          • #6
            This probably too obvious but, is it a left hand thread????????

            Paul G.
            Paul G.


            • #7
              Ibew ther should be no reason that you have to heat it till it is cherry red with a blow torch. I had a faceplate stuck fast on my woodworking lathe couldnt get it to budge so afriend showed mw that you don't need a massive amount of heat to get something to move, we used a hot air gun and waited and waited but it eventually came off as sweet as a nut. So why not give it a try you shouldn't have to use an open flame at least I didn't so maybe it will work Alistair
              Please excuse my typing as I have a form of parkinsons disease


              • #8
                I have to chime in after Paul:

                Are you sure it is not an integral shank - those are always a bitch to get off! (Just kidding...)

                Use heat as Alistair suggests, clamp the shank in the vise and put a strap wrench on the head. If you don't have a strap wrench a pipe wrench will do if you protect the head with heavy leather (or something like it) from the jaws of the pipe wrench.

                [This message has been edited by Thrud (edited 05-31-2003).]


                • #9
                  If the shank has a center hole you can turn it down by holding the head in the 4 jaw and the shank on the tail center. No removal needed.
                  If its too hard to turn even with carbide, then grind it. If you don't have a TP grinder rig up a die grinder or even a 4.5" angle grinder.
                  I think the die grinder will give a better finish. (better bearings)

                  It may be an integral shank. So turning it down together may be the only way.


                  • #10
                    timming belts make good strap wrenches. Flatten as need a piece of emt, shove thru till end sticks out and crimp on the end you wont use. use larger emt sizes so it won't crimp (bend). Sometimes use with cogs down , other times cogs up works better.
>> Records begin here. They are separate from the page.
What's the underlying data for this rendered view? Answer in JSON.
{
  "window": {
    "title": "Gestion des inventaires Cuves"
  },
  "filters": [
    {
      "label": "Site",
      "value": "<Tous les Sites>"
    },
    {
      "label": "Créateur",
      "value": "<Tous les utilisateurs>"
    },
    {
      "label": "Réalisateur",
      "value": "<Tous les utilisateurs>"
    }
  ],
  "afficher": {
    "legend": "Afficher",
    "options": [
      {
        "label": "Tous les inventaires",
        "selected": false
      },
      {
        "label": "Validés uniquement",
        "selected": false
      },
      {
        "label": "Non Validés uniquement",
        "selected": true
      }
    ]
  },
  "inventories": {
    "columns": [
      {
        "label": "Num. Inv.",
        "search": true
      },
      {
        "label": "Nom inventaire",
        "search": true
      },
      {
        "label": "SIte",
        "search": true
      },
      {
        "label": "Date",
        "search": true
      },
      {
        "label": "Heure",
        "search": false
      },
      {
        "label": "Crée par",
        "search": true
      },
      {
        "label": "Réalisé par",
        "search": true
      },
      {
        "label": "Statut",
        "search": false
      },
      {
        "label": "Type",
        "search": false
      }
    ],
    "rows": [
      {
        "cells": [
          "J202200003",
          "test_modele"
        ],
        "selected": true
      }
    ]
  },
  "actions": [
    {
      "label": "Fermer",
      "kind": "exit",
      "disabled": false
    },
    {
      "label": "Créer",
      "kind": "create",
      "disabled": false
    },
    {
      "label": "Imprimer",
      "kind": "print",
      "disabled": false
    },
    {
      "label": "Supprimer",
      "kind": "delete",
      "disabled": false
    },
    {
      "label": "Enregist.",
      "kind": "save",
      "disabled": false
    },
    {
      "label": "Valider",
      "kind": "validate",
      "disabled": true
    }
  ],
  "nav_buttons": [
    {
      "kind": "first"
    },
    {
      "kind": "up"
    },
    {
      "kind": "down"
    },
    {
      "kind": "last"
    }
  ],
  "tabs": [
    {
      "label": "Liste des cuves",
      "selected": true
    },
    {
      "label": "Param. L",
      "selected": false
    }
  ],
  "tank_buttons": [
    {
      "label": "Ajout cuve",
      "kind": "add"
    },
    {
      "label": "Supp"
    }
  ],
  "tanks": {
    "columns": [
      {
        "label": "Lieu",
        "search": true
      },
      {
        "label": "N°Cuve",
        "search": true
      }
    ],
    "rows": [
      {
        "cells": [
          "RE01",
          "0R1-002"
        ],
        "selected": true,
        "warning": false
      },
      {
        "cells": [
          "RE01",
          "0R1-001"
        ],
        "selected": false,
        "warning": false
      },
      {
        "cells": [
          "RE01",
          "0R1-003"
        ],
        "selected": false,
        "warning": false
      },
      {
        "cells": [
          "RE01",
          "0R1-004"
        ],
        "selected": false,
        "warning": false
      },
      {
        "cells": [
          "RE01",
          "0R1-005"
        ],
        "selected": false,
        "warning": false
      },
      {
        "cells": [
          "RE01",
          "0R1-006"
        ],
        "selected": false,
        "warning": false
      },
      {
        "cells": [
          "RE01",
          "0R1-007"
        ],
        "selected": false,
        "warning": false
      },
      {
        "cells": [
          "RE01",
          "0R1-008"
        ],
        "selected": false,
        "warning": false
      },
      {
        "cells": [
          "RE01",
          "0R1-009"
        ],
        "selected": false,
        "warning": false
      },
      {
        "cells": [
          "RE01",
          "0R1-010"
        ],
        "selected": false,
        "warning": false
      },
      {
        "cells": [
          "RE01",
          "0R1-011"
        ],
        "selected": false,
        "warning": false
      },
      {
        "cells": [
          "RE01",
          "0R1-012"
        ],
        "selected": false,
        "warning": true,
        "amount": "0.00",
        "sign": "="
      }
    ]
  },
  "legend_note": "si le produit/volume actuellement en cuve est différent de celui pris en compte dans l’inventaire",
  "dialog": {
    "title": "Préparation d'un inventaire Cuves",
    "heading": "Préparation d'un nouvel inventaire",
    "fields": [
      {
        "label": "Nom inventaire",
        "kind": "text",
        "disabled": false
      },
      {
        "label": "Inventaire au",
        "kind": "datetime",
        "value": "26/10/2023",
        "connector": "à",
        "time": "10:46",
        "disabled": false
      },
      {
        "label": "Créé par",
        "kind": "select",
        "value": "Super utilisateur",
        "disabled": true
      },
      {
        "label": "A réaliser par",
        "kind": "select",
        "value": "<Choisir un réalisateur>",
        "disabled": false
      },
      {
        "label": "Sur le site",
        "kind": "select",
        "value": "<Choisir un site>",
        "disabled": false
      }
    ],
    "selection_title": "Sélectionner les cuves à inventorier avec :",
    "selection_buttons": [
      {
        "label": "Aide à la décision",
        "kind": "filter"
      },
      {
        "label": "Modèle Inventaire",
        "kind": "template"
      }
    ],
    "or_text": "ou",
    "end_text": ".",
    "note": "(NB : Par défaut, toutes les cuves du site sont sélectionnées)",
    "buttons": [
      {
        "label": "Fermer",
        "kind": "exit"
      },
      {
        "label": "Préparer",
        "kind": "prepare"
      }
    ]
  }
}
                    • #11
                      As for the square hole, make a bushing from a piece of 3/4" square.
                      Bore hole down axis and then slit so it can collapse and grip round (1/2" 5/8") boring bar shank when the setscrews are tightened.